However, beyond the political commitment to pursue and promote a cooperative relationship is the evolution of ASEAN regionalism anchored on dialogues and consultations towards consensus. The primacy accorded to dialogues and consultations with the aim of arriving at consensus has enabled ASEAN Member States to address issues confronting the region, arrive at approaches acceptable to all as well as manage differences, enabling them to move forward, notwithstanding the diversity in their political, economic and social systems. From our part of the world, we call it the ASEAN Way, a unique manner of dealing with issues, which to some outside observers is something difficult to comprehend but is fully understood by us in ASEAN.

Experiences and lessons learnt

We promote sustainable security in the region by reinforcing strategic trust and mutual confidence within ASEAN and in the wider Asia-Pacific region, helped by reaffirming the principles of the Treaty of Amity and Cooperation in Southeast Asia (TAC), enabling the bloc to reap the peace dividend.

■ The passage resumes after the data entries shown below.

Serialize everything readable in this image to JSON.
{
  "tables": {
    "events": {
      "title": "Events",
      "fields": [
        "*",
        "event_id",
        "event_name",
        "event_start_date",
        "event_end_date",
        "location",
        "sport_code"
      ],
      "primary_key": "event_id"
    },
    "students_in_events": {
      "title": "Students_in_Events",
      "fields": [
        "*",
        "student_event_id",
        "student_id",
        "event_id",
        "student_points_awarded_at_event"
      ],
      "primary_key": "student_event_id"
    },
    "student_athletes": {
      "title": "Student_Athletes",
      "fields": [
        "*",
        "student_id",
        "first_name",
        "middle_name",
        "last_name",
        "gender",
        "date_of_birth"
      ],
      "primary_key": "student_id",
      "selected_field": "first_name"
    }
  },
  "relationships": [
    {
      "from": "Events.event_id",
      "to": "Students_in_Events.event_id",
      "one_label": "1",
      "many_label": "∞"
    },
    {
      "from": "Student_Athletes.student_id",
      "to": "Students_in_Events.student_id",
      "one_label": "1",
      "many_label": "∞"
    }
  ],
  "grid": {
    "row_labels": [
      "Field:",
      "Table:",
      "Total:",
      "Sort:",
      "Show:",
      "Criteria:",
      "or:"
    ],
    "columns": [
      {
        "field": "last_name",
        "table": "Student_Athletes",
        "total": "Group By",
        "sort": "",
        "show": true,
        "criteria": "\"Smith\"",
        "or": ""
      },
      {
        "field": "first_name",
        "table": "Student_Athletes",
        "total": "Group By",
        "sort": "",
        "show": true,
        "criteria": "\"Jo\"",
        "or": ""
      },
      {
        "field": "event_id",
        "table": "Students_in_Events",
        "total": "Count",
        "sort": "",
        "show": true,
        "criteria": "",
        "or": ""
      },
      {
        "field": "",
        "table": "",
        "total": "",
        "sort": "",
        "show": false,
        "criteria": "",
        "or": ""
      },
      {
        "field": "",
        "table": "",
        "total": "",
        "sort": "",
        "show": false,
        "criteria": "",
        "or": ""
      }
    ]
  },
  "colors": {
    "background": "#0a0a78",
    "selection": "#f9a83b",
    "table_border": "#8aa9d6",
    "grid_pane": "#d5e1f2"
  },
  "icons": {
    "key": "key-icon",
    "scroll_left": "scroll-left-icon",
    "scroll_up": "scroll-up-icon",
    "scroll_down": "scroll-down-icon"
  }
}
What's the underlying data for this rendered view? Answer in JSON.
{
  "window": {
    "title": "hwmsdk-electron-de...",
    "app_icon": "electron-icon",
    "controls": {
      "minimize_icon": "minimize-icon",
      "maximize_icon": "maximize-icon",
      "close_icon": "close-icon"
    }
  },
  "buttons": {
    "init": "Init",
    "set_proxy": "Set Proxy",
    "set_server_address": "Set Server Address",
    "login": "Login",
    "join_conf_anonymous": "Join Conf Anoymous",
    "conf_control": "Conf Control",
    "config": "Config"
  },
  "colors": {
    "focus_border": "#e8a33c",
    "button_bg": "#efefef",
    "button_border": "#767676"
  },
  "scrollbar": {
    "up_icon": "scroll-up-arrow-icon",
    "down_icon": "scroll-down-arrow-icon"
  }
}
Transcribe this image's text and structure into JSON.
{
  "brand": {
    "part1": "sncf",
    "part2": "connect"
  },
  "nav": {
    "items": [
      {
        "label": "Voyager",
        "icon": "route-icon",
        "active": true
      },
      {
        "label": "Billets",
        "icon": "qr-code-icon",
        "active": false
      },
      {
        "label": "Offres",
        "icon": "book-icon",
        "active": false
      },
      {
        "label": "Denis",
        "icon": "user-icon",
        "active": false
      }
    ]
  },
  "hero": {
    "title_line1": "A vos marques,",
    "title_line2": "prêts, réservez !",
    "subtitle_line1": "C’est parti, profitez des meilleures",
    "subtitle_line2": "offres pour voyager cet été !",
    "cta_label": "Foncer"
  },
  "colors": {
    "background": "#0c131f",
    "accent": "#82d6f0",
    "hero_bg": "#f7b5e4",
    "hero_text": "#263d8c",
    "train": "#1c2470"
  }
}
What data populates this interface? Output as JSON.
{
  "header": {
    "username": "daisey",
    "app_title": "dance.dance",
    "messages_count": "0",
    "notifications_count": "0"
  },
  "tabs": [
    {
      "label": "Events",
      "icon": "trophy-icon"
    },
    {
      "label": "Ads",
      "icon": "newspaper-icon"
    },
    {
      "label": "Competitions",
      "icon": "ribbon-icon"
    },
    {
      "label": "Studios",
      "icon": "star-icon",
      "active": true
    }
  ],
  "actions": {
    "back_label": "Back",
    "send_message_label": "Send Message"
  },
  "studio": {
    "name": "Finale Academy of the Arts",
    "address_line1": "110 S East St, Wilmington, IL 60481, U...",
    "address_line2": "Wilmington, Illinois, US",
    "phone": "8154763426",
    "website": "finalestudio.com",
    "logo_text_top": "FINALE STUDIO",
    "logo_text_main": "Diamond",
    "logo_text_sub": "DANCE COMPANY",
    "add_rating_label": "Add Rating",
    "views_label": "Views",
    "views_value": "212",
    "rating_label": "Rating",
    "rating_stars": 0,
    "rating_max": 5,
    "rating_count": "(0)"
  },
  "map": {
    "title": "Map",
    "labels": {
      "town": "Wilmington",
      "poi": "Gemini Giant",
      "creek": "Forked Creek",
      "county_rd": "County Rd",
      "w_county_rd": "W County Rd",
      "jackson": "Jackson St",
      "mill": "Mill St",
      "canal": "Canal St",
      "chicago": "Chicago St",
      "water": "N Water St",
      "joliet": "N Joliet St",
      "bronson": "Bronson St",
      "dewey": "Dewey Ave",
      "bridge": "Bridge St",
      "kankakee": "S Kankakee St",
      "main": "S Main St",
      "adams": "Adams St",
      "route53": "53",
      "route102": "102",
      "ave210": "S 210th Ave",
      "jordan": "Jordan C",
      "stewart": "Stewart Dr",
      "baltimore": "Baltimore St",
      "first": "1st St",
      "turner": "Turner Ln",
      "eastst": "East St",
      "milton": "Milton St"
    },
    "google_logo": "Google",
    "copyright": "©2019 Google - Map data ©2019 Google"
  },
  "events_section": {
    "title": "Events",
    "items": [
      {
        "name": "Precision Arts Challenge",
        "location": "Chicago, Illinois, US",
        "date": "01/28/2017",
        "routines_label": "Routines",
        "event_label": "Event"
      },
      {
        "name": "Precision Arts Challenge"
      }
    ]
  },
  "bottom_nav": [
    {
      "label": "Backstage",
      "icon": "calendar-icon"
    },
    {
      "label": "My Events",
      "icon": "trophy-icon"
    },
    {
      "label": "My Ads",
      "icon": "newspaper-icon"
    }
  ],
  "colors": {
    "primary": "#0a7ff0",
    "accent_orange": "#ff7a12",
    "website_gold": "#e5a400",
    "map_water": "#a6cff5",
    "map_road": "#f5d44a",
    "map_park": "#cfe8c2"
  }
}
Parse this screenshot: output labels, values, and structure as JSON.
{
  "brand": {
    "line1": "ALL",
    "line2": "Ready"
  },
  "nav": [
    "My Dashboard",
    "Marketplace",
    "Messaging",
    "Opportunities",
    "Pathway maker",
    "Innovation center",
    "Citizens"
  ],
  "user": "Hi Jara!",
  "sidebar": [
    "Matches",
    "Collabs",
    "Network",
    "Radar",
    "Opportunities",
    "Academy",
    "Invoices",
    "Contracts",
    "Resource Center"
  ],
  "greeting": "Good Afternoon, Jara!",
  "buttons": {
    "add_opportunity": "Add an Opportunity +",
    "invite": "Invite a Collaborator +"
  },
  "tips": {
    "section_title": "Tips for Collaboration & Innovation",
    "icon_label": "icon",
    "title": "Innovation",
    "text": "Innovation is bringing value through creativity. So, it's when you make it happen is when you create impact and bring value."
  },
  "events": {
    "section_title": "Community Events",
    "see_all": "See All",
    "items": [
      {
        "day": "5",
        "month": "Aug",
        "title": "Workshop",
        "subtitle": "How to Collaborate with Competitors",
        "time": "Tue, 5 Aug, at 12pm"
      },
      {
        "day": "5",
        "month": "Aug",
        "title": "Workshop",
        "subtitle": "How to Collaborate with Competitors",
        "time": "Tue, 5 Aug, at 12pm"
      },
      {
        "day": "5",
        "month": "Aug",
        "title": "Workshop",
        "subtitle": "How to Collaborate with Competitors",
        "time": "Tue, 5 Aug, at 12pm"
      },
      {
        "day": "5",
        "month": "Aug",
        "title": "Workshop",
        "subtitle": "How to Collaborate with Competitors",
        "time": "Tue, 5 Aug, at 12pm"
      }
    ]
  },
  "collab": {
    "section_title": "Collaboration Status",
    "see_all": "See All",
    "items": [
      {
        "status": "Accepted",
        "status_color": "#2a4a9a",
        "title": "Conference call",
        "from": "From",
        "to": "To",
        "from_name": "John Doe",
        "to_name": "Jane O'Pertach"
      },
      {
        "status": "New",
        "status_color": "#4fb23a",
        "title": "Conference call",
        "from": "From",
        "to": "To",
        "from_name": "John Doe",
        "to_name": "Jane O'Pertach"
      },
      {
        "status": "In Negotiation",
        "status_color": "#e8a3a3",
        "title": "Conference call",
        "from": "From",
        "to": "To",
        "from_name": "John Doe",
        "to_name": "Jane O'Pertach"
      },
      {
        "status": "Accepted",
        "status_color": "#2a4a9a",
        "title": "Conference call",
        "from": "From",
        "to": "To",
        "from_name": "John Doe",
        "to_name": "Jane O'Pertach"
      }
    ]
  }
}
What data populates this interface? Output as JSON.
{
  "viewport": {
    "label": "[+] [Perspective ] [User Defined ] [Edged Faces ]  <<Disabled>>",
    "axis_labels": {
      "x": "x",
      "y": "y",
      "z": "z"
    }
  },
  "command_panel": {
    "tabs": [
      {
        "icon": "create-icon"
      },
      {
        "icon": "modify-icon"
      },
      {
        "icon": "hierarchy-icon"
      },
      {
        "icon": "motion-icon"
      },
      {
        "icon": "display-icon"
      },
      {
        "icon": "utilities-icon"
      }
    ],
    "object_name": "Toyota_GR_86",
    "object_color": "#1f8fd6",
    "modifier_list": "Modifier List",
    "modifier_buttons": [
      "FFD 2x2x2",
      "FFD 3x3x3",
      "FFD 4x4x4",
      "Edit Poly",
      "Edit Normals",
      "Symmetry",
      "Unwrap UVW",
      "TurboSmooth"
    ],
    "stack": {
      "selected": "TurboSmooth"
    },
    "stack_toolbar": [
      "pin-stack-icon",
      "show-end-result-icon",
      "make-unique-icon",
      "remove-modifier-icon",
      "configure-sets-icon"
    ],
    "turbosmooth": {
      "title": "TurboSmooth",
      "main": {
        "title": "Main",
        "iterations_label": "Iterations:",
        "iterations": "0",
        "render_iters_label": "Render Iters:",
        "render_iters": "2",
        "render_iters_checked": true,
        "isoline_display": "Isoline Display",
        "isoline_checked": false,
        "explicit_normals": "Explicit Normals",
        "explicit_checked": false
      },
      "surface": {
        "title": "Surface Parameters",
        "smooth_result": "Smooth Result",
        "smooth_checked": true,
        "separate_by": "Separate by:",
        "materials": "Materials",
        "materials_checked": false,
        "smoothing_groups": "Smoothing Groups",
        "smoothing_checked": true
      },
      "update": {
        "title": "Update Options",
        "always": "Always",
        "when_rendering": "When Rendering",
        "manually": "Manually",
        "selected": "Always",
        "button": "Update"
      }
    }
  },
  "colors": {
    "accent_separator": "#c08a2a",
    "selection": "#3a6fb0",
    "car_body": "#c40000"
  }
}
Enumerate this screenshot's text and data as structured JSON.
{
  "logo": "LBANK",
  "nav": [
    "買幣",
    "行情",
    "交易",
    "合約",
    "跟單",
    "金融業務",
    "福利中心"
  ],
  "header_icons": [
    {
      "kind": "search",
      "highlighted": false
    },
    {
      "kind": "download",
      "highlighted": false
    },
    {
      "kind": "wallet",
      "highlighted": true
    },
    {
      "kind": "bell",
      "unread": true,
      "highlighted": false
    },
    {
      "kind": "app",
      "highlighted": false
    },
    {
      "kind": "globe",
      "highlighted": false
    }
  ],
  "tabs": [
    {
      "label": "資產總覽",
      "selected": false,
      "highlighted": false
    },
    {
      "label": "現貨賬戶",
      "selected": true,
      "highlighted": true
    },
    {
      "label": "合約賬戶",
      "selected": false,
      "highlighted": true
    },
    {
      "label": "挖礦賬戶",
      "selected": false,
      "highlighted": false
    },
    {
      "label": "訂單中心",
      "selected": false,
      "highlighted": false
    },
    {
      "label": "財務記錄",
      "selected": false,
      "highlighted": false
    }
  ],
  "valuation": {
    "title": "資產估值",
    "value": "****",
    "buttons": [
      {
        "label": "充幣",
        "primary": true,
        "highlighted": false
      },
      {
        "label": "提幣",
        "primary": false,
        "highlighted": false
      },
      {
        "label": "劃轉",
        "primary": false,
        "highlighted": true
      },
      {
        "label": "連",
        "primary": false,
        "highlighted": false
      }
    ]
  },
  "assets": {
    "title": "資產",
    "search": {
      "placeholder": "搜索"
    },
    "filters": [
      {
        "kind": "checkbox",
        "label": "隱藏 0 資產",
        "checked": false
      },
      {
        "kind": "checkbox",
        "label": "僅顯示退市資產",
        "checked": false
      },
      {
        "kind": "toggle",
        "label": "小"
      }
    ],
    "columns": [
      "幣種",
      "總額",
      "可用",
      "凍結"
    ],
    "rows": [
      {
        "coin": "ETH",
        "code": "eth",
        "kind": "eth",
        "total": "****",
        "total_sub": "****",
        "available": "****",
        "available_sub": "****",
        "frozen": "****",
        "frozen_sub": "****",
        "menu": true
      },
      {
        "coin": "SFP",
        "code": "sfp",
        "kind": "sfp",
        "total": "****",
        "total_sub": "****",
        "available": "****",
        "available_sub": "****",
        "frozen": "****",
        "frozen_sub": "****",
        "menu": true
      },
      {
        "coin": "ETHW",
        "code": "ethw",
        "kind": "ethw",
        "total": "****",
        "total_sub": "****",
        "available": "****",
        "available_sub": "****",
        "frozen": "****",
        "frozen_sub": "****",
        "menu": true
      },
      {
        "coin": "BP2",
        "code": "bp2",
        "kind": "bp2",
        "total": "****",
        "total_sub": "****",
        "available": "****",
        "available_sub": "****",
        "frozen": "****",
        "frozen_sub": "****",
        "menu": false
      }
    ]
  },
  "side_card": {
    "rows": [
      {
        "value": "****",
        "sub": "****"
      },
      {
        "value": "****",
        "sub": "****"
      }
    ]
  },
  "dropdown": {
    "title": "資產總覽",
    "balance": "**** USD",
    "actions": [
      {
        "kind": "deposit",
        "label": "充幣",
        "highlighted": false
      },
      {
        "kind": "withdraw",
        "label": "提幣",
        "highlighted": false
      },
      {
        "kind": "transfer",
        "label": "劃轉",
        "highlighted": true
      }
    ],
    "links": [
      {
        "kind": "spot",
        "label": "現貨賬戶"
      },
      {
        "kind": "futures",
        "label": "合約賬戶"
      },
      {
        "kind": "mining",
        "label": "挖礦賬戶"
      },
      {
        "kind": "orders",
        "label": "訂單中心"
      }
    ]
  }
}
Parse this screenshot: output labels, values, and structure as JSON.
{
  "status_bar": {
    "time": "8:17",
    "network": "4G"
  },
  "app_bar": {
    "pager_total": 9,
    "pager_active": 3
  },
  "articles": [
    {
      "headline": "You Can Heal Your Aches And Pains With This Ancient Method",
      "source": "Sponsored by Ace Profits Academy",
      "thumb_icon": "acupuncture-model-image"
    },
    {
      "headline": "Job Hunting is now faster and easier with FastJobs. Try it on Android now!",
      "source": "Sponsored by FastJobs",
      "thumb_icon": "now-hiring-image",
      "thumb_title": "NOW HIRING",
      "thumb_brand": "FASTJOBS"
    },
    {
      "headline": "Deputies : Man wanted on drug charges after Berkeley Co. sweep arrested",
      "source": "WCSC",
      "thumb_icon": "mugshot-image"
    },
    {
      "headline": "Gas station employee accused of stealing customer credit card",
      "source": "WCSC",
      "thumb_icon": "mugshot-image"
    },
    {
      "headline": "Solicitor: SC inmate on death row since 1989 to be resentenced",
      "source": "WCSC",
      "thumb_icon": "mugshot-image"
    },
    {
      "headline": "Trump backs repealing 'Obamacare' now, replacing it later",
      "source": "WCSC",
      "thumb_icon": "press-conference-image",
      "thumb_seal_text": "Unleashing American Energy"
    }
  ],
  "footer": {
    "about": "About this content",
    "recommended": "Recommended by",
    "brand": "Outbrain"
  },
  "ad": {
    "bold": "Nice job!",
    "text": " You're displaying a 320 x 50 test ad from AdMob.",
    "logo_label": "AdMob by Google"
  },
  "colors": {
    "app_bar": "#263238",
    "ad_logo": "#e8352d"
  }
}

With a combined gross domestic product (GDP) of $3 trillion, ASEAN now accounts for 3.5 per cent of the global economy in nominal terms.

There is an opportunity to take advantage of and put into action the ASEAN-UN Comprehensive Partnership through the Plan of Action to Implement the Joint Declaration on Comprehensive Partnership between ASEAN and the UN for the year 2021-2025. As the Partnership continues to uphold ASEAN’s Centrality in the evolving regional architecture, it also aims, among others, to “develop effective partnerships and promote closer cooperation for sustaining peace, in confidence-building measures, preventive diplomacy, humanitarian affairs, peacekeeping and peace-building…”

We recognize the value of holding of annual meetings between the Secretary-General and the Office of the President of the General Assembly during the regular sessions of the General Assembly to further enhance partnership.

Partnership between the UN and regional and subregional organizations

ASEAN’s Community building efforts are complemented and supported by its robust external partnerships, including the United Nations. Beyond being accorded the status of an observer at the UN General Assembly, there are established modalities for ASEAN-UN relations at various levels based on mutual benefit, from Secretariat-to-Secretariat (S2S) interaction between our organizations and the ASEAN-UN Ministerial Meeting all the way to the ASEAN-UN Summit where ASEAN Leaders and the UN Secretary General engage in strategic dialogue.  ASEAN and UN can build on these modalities further by continuing meaningful exchanges on security matters, especially on emerging and non-traditional security threats that we face as time evolves.

Cooperation among regional organizations

As to measures to form and enhance cooperation among regional organizations, prior to that, there must be determination first of the common and most pressing security threats between and/or among regions which are not catered to by existing modalities of cooperation. If such a void exists, then it would be compelling to form new modes of cooperation among regional organizations.

There are pre-existing modalities of cooperation between and among member states. We can put to use our resources better through maximizing existing modes of cooperation rather than through exploring new platforms of exchange.

Mr. President,

There is indeed value in enhancing cooperation between the United Nations and regional and subregional organizations in enhancing confidence building and dialogue in conflict prevention and resolution. A key aspect of the effort is maintaining the vigorous exchange of information, ensuring that any decision to be taken is supported by accurate and timely data and informed by the prevailing dynamics among the key actors involved. We also would like to emphasize and reiterate the importance of the primacy and centrality of a particular regional and subregional organization in providing inputs on how to address region-specific issues on conflict prevention and resolution.

Thank you, Mr. President.